Everyone in the room has to make a Will roll or take 1d3 sanity damage when this happens. An agility roll with one bane to avoid going in at the last minute is failed. (Unfortunately, casting spells requires the ability to speak and use an implement, so Epiphany can’t help).
With a more generous GM, Jevan might have had a Fortune point to spend to guarantee a success, but I checked after the “I’m here to join you” ploy, and the GM wasn’t feeling generous.
The tentacles grab Jevan and his mind fills with images of a dark and nameless deity, its malign influence corrupting all it touches.
A couple of minutes later the tentacles fade away. The acolyte and the serpent people look down into the pit, hoping to see Jevan reduced to a gibbering wreck by the majesty of their dark master. It’s close (8 Insanity gained, for a total of 10 out of 12), but he’s picking himself up. He locks eyes with the acolyte and lightning lashes out. The Acolyte stumbles back smoking and shrieking “Get him!”, whilst one of the serpent people dies.
The serpent people hiss and descend into the pit, whilst the acolyte steps up to the edge and casts Drain Life. Two of the serpent people manage to land a blow.
Despite being surrounded by snakes, Jevan recognises that the Acolyte, now newly healed with stolen vitality is the dangerous one, and casts Lightning boosted by Epiphany again. This time the Acolyte is well and truly fried, as are three of the serpents. (Rolled 25 on the attack roll, leading to an extra die of damage. The acolyte took two hits, killing him, and the snakes three. One of the Scarlet hero rules is that overspill damage is spread around the targets, and the snakes only have 1 Hit each)

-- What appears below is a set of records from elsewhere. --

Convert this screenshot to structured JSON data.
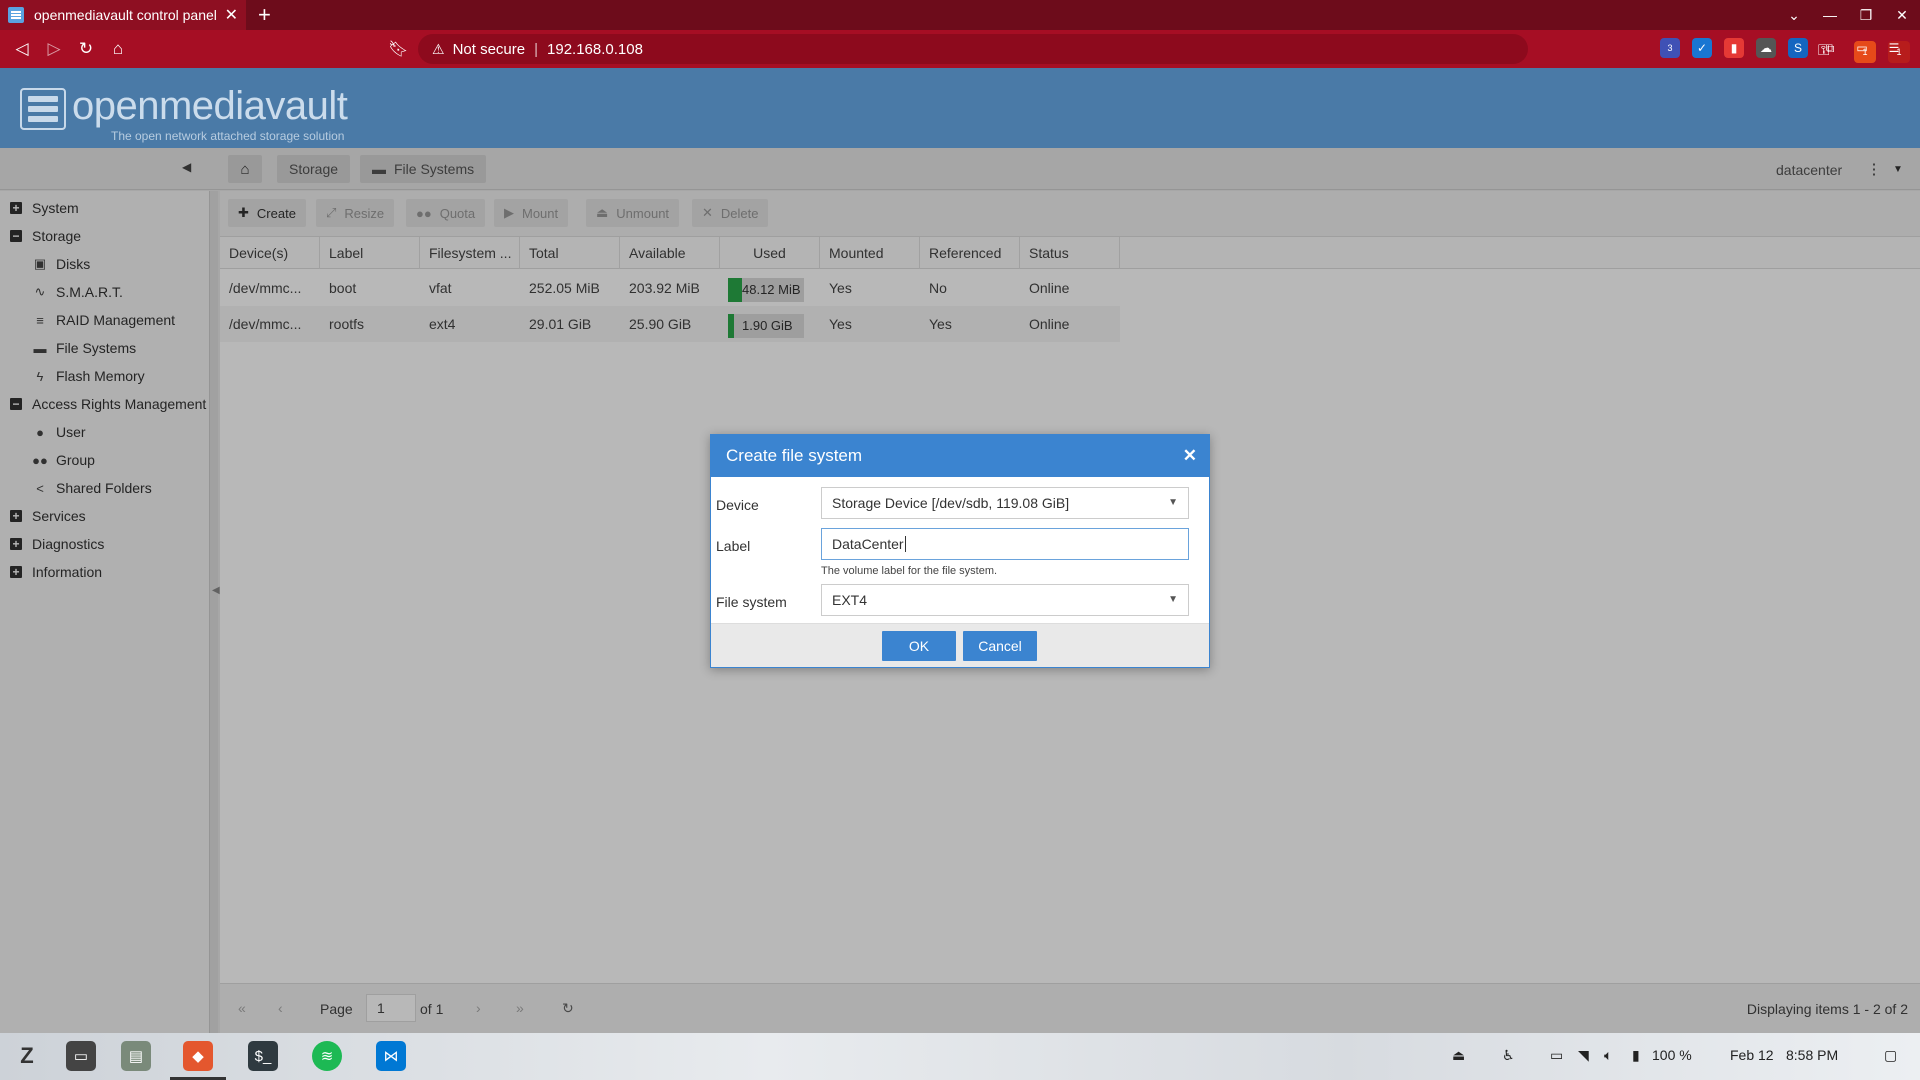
{
  "browser": {
    "tab_title": "openmediavault control panel",
    "address": "192.168.0.108",
    "security": "Not secure",
    "extension_badges": [
      "3",
      "1",
      "1"
    ]
  },
  "app": {
    "logo_title": "openmediavault",
    "logo_subtitle": "The open network attached storage solution"
  },
  "breadcrumb": {
    "items": [
      "Storage",
      "File Systems"
    ]
  },
  "header": {
    "user": "datacenter"
  },
  "sidebar": {
    "items": [
      {
        "label": "System",
        "level": 0,
        "expanded": false
      },
      {
        "label": "Storage",
        "level": 0,
        "expanded": true
      },
      {
        "label": "Disks",
        "level": 1,
        "icon": "disk-icon"
      },
      {
        "label": "S.M.A.R.T.",
        "level": 1,
        "icon": "pulse-icon"
      },
      {
        "label": "RAID Management",
        "level": 1,
        "icon": "database-icon"
      },
      {
        "label": "File Systems",
        "level": 1,
        "icon": "folder-icon"
      },
      {
        "label": "Flash Memory",
        "level": 1,
        "icon": "bolt-icon"
      },
      {
        "label": "Access Rights Management",
        "level": 0,
        "expanded": true
      },
      {
        "label": "User",
        "level": 1,
        "icon": "user-icon"
      },
      {
        "label": "Group",
        "level": 1,
        "icon": "group-icon"
      },
      {
        "label": "Shared Folders",
        "level": 1,
        "icon": "share-icon"
      },
      {
        "label": "Services",
        "level": 0,
        "expanded": false
      },
      {
        "label": "Diagnostics",
        "level": 0,
        "expanded": false
      },
      {
        "label": "Information",
        "level": 0,
        "expanded": false
      }
    ]
  },
  "toolbar": {
    "create": "Create",
    "resize": "Resize",
    "quota": "Quota",
    "mount": "Mount",
    "unmount": "Unmount",
    "delete": "Delete"
  },
  "grid": {
    "columns": [
      "Device(s)",
      "Label",
      "Filesystem ...",
      "Total",
      "Available",
      "Used",
      "Mounted",
      "Referenced",
      "Status"
    ],
    "rows": [
      {
        "device": "/dev/mmc...",
        "label": "boot",
        "fs": "vfat",
        "total": "252.05 MiB",
        "available": "203.92 MiB",
        "used": "48.12 MiB",
        "used_fraction": 0.19,
        "mounted": "Yes",
        "referenced": "No",
        "status": "Online"
      },
      {
        "device": "/dev/mmc...",
        "label": "rootfs",
        "fs": "ext4",
        "total": "29.01 GiB",
        "available": "25.90 GiB",
        "used": "1.90 GiB",
        "used_fraction": 0.07,
        "mounted": "Yes",
        "referenced": "Yes",
        "status": "Online"
      }
    ]
  },
  "pager": {
    "page_label": "Page",
    "page_value": "1",
    "of_label": "of 1",
    "display": "Displaying items 1 - 2 of 2"
  },
  "dialog": {
    "title": "Create file system",
    "device_label": "Device",
    "device_value": "Storage Device [/dev/sdb, 119.08 GiB]",
    "label_label": "Label",
    "label_value": "DataCenter",
    "label_hint": "The volume label for the file system.",
    "fs_label": "File system",
    "fs_value": "EXT4",
    "ok": "OK",
    "cancel": "Cancel"
  },
  "taskbar": {
    "volume": "100 %",
    "date": "Feb 12",
    "time": "8:58 PM"
  }
}
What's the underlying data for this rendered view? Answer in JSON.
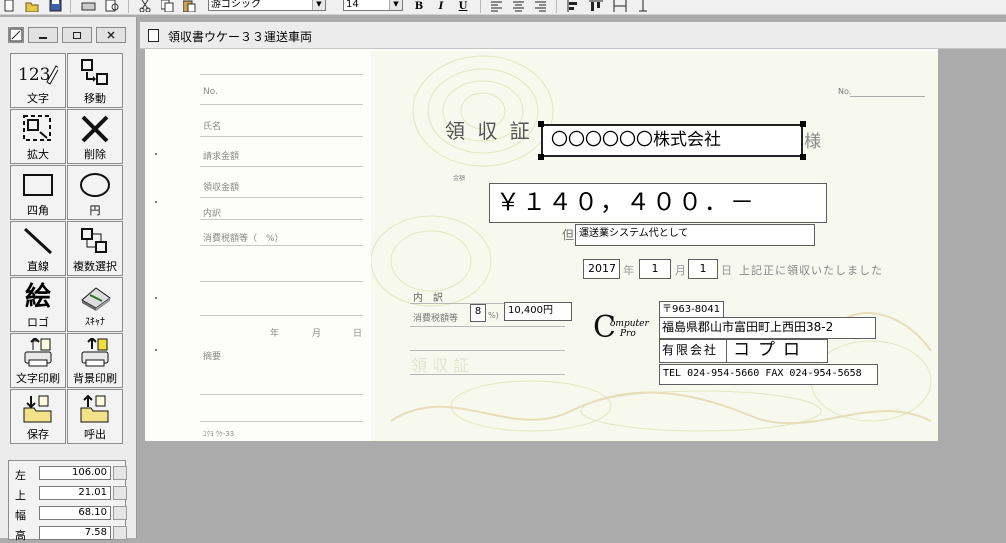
{
  "toolbar": {
    "font_name": "游ゴシック",
    "font_size": "14",
    "bold": "B",
    "italic": "I",
    "underline": "U"
  },
  "sidebar": {
    "tools": [
      {
        "id": "text",
        "label": "文字",
        "icon": "text-tool-icon"
      },
      {
        "id": "move",
        "label": "移動",
        "icon": "move-tool-icon"
      },
      {
        "id": "enlarge",
        "label": "拡大",
        "icon": "enlarge-tool-icon"
      },
      {
        "id": "delete",
        "label": "削除",
        "icon": "delete-x-icon"
      },
      {
        "id": "rect",
        "label": "四角",
        "icon": "rectangle-icon"
      },
      {
        "id": "circle",
        "label": "円",
        "icon": "circle-icon"
      },
      {
        "id": "line",
        "label": "直線",
        "icon": "line-icon"
      },
      {
        "id": "multiselect",
        "label": "複数選択",
        "icon": "multi-select-icon"
      },
      {
        "id": "logo",
        "label": "ロゴ",
        "icon": "logo-picture-icon"
      },
      {
        "id": "scanner",
        "label": "ｽｷｬﾅ",
        "icon": "scanner-icon"
      },
      {
        "id": "textprint",
        "label": "文字印刷",
        "icon": "printer-icon"
      },
      {
        "id": "bgprint",
        "label": "背景印刷",
        "icon": "printer-icon"
      },
      {
        "id": "save",
        "label": "保存",
        "icon": "save-folder-icon"
      },
      {
        "id": "load",
        "label": "呼出",
        "icon": "open-folder-icon"
      }
    ],
    "logo_glyph": "絵",
    "coords": [
      {
        "label": "左",
        "value": "106.00"
      },
      {
        "label": "上",
        "value": "21.01"
      },
      {
        "label": "幅",
        "value": "68.10"
      },
      {
        "label": "高",
        "value": "7.58"
      }
    ]
  },
  "document": {
    "title": "領収書ウケー３３運送車両"
  },
  "receipt": {
    "stub": {
      "no": "No.",
      "name": "氏名",
      "billed": "請求金額",
      "received": "領収金額",
      "breakdown": "内訳",
      "tax": "消費税額等（　%）",
      "year": "年",
      "month": "月",
      "day": "日",
      "memo": "摘要",
      "footer": "ｺｸﾖ ｳｹ-33"
    },
    "heading": "領 収 証",
    "addressee": "〇〇〇〇〇〇株式会社",
    "honorific": "様",
    "no": "No.",
    "kingaku": "金額",
    "amount": "￥１４０，４００．－",
    "tadashi_label": "但",
    "tadashi": "運送業システム代として",
    "year": "2017",
    "year_label": "年",
    "month": "1",
    "month_label": "月",
    "day": "1",
    "day_label": "日",
    "confirm": "上記正に領収いたしました",
    "breakdown_label": "内　訳",
    "tax_label": "消費税額等",
    "tax_rate": "8",
    "pct_label": "%)",
    "tax_amount": "10,400円",
    "logo_c": "C",
    "logo_top": "omputer",
    "logo_bottom": "Pro",
    "postal": "〒963-8041",
    "address": "福島県郡山市富田町上西田38-2",
    "company_prefix": "有限会社",
    "company_name": "コプロ",
    "telfax": "TEL 024-954-5660 FAX 024-954-5658"
  }
}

The remaining serpent attacks, but misses, as does a followup strike.
I forgot that Jevan should be frightened for 8 rounds due to the Sanity damage, which would prevent him from taking fast turns, and require all attacks to have one Bane. It wouldn’t have changed the result of the last two rounds though.
Jevan concentrates, and his short sword appears in his hand. The serpent lunges again, both striking with the spear and sinking its fangs into Jevan’s shoulder. (1 damage from the spear, and 1 from the poison. Fortunately he makes the Str roll to avoid extra poison and sanity damage).
Sword in hand, Jevan stabs forwards and skewers the serpent person through the throat.
Shaking, he hauls himself out of the pit, and prepares to find whomever is behind this nonsense and end them. (Also, uses Arcane Recovery to heal some damage and recover one of the castings of Forked Lightning. He’s out of Epiphany spells though)
To be continued…
Well, that escalated fast. Probably should have just taking the Sanity or Corruption for Defying danger, but where it really went wrong was the acolyte not believing the “I want to join you” line. Failing the roll to avoid being thrown in the pit was just the cherry on the cake.
The serpent people are supposed to ambush the characters through one of the secret doors at an inconvenient time, so at least that’s not going to happen. Also there’s one fewer acolyte in the final encounter. The Drain Life spell is pretty nasty, but they only have one cast of it; the real danger comes from their Level 0 spell, that if it rolls more damage than the target has health, the target just drops dead. For a spell like that we’d roll the damage straight for the comparison.
The module allows for the characters accidentally triggering the pit of tentacles by playing with the ritual implements; whilst it’s the cult initiation ritual, it doesn’t require any cult knowledge to set off.